Japan’s decision to buy the F-35 strike fighter—the formal announcement of which is anticipated next week—is a huge development for the F-35 program because Japan could be the first of many “dominos” to fall in a flurry of F-35 orders, said industry officials. “I can’t imagine Japan ordering a fifth generation fighter and [South] Korea not doing the same thing,” with Singapore following suit, as well, said one Lockheed Martin executive. Both South Korea and Singapore are current F-15 users and Boeing’s F-15 Silent Eagle is a contender in the South Korea and Singapore competitions. Boeing has pointed out that its Silent Eagle package confers on the F-15 a frontal radar cross section that meets the same stealth export criteria as the F-35. Together, Japan, South Korea and Singapore—as well as Spain—have a collective requirement for more than 700 new fighters, a total larger than the combined anticipated buys of the eight F-35 international partner countries. If South Korea, Singapore, and Spain do follow suite and opt for the F-35, that would have a dramatic effect on F-35 unit costs due to volume, according to the industry officials.

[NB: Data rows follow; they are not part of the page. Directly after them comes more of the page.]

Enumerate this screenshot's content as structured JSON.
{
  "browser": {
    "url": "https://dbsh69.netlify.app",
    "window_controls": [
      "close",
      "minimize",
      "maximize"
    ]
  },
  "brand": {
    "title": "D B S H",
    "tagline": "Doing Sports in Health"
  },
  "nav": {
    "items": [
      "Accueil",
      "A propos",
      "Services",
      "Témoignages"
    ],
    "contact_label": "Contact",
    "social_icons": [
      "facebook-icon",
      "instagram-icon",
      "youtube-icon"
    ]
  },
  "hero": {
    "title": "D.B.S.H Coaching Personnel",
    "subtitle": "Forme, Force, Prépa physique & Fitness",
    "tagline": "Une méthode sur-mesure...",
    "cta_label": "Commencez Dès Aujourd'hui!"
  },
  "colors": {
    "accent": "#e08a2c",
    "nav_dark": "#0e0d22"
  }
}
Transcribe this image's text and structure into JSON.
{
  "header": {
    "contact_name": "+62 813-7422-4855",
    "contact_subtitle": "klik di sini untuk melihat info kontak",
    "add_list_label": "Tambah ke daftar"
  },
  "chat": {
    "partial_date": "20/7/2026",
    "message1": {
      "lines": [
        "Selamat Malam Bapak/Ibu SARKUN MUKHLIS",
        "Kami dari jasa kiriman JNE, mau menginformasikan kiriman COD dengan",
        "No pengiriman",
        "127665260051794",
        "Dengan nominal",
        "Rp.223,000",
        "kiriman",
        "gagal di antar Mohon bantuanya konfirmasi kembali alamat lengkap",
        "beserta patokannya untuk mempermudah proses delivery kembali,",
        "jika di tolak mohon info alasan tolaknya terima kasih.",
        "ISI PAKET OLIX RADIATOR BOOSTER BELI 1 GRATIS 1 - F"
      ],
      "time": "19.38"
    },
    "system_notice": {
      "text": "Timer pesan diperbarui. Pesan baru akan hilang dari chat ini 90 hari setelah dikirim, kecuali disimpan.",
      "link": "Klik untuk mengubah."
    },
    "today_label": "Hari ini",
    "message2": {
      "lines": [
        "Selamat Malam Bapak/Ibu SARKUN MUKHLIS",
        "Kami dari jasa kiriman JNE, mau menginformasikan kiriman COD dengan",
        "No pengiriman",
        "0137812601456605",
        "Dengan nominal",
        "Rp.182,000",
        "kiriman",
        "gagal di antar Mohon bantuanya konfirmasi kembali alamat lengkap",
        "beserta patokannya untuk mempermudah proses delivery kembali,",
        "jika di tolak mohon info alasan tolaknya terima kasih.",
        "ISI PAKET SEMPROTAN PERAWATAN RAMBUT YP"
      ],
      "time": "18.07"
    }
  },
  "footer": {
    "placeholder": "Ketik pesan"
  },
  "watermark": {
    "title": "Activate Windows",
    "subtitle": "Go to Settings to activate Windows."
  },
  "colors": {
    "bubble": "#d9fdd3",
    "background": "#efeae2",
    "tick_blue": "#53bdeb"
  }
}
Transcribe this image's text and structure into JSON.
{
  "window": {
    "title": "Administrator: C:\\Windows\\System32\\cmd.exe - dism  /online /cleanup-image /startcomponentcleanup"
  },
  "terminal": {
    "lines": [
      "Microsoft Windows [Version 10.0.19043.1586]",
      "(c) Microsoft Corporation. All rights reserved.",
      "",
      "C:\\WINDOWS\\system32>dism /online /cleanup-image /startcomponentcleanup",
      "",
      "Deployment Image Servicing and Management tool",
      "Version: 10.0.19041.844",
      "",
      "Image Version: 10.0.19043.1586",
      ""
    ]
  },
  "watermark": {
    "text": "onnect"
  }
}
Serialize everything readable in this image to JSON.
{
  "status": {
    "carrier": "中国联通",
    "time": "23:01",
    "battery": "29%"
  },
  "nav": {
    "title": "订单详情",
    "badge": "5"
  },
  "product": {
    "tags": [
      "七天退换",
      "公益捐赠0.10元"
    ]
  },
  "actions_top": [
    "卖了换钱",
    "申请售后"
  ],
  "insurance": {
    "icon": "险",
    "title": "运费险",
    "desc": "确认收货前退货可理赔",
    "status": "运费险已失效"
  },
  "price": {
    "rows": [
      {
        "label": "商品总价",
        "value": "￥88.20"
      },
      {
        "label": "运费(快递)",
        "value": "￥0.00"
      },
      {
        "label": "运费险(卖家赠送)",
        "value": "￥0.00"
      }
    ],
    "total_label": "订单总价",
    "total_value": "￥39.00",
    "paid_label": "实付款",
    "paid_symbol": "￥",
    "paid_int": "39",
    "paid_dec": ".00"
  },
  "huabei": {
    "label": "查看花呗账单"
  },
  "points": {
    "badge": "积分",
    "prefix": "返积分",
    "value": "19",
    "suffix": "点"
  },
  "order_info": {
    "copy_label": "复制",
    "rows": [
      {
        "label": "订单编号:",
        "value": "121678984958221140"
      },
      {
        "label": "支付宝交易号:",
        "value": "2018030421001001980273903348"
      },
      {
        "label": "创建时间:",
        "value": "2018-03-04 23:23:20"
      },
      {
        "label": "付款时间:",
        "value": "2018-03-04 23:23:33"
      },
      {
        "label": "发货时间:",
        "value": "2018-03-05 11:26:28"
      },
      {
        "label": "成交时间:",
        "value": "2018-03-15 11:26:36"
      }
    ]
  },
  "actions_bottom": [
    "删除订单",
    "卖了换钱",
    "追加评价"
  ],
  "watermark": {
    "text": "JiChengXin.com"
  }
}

The Air Force overall reduced its size by 120 aircraft in fiscal year 2021, but kept about the same number of fighter, bomber and attack aircraft, according to data supplied by the service. The F-35 fleet saw the biggest increase while the B-1B bomber fleet saw the largest decline.